A variety of past studies demonstrate we more easily remember pictures than words, but none of us needs scientific research to gauge our deep responses to photographs. Think back, for instance, to the first time you saw certain historical images — whether the photo captured a starving child in Africa, the Holocaust, or the 1930s Dust Bowl, the power of each image was visceral and immediate, the emotional effects profound.

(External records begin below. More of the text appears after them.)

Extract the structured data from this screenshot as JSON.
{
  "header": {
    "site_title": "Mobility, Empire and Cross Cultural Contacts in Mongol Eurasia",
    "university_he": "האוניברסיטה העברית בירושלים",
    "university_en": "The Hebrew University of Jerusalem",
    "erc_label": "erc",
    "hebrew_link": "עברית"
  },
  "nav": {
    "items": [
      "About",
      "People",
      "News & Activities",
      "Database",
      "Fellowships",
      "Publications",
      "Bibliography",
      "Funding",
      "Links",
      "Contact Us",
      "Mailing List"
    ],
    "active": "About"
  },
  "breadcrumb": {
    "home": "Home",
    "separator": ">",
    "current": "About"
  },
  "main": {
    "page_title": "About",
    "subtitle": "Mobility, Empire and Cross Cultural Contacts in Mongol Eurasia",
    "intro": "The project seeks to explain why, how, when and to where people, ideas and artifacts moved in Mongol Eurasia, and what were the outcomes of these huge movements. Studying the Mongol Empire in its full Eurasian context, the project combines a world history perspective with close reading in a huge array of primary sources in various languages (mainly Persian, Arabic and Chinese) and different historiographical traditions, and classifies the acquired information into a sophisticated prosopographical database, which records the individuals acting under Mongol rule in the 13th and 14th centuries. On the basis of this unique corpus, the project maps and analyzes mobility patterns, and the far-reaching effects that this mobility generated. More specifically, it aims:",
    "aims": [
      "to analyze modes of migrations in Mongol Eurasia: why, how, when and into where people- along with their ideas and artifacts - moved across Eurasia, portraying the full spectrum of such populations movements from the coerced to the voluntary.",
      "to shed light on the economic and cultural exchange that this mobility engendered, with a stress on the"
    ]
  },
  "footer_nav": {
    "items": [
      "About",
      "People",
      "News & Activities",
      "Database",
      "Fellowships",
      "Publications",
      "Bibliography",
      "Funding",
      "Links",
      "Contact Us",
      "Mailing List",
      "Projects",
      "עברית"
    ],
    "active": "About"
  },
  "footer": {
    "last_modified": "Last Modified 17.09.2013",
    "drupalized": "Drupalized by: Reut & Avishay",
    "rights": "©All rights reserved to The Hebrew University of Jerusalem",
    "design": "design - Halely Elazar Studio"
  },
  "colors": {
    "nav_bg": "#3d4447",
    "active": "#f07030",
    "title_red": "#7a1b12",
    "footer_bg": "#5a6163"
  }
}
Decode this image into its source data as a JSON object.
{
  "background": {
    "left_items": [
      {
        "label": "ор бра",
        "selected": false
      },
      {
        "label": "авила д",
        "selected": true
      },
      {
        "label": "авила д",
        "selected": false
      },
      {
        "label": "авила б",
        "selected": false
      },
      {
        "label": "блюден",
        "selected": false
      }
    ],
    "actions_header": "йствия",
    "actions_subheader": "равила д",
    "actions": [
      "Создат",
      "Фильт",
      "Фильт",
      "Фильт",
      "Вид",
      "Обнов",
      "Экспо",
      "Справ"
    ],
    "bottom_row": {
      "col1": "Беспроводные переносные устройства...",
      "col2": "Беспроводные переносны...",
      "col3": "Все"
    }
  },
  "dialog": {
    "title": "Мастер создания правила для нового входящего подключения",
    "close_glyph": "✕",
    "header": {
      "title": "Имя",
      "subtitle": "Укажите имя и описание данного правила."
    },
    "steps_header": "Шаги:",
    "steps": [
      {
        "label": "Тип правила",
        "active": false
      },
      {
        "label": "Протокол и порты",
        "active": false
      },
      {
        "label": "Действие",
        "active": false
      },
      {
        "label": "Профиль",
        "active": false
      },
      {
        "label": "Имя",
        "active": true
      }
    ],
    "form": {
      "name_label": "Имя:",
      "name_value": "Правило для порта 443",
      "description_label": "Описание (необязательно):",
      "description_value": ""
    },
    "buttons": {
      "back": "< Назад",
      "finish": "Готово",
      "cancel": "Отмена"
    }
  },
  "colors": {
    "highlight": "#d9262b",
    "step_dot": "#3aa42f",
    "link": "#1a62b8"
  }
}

In 1966, the United States led the world when it first required text warnings on cigarette packs about the harms of smoking, but when other nations transitioned to graphic warnings, America did not follow suit. In fact, a 2012 tobacco industry lawsuit stalled implementation of new pictorial warnings selected and presented by the U.S. Food and Drug Administration (FDA). Specifically, the circuit court which ruled against the pictorial warnings stated the FDA had not provided evidence that ugly pictures actually reduced smoking. Though some experimental research backed up the government agency, few studies included sufficient long-term assessments of smoking behavior.

To address this gap in the research, Brewer and his coauthors conducted a large randomized clinical trial to examine the impact on smoking behavior of graphic warnings compared to text warnings.

A total of 1,901 adult smokers in California and North Carolina participated and completed the four-week trial. Each participant was randomly assigned to receive either text-only or pictorial warnings on their cigarette packs over the study period. Brewer and his colleagues prepared four pictorial warnings (that contained some text required by the Tobacco Control Act) from the FDA's originally proposed set of images. They also prepared four text-only warnings — U.S. Surgeon General statements that have been required on the side of cigarette packs since 1985.

Then, at each visit, the research staff placed the warnings on whichever cigarette packs the participants brought with them. At the start of the study and at each visit, participants filled out a survey.

Brewer and his colleagues discovered smokers whose cigarette packs had picture warnings were more likely to try to quit during the four week trial, with 40 percent of these smokers making an attempt to quit compared with 34 percent in the text-only warning group.

Importantly, 5.7 percent of smokers in the graphic warning group had quit smoking for at least a week by the end of the trial compared with 3.8 percent of smokers in the text-only group, the researchers say.

“The effects we observed appear modest, but they could have a substantial benefit across the population of U.S. smokers,” wrote the researchers. They explained how the Tips from Former Smokers campaign that features real people suffering from smoking and second-hand smoke generated an increase of just 3.7 percent in quit attempts, yet that translated to an estimated 1.64 million quit attempts and 220,000 smokers who actually quit.

The researchers theorize that the picture warnings may elicit a stronger reaction — fear, basically — and this is what motivates quitting. Either that or the warnings will simply encourage conversation, which reinforces their effect. In the end, the psychology need not be explained. If picture warnings get more people to quit, that’s enough.

Still, just like the text warnings, they, too, may have a sell-by date.

“We do not yet have well-developed science on how long it takes for people to habituate to warnings. I would speculate that the effect would likely increase over the first several months, plateau for several years and then begin to fade,” said Brewer.

Source: Brewer NT, Hall MG, Noar SM, et al. Effect of Pictorial Cigarette Pack Warnings on Changes in Smoking Behavior A Randomized Clinical Trial. JAMA Internal Medicine. 2016.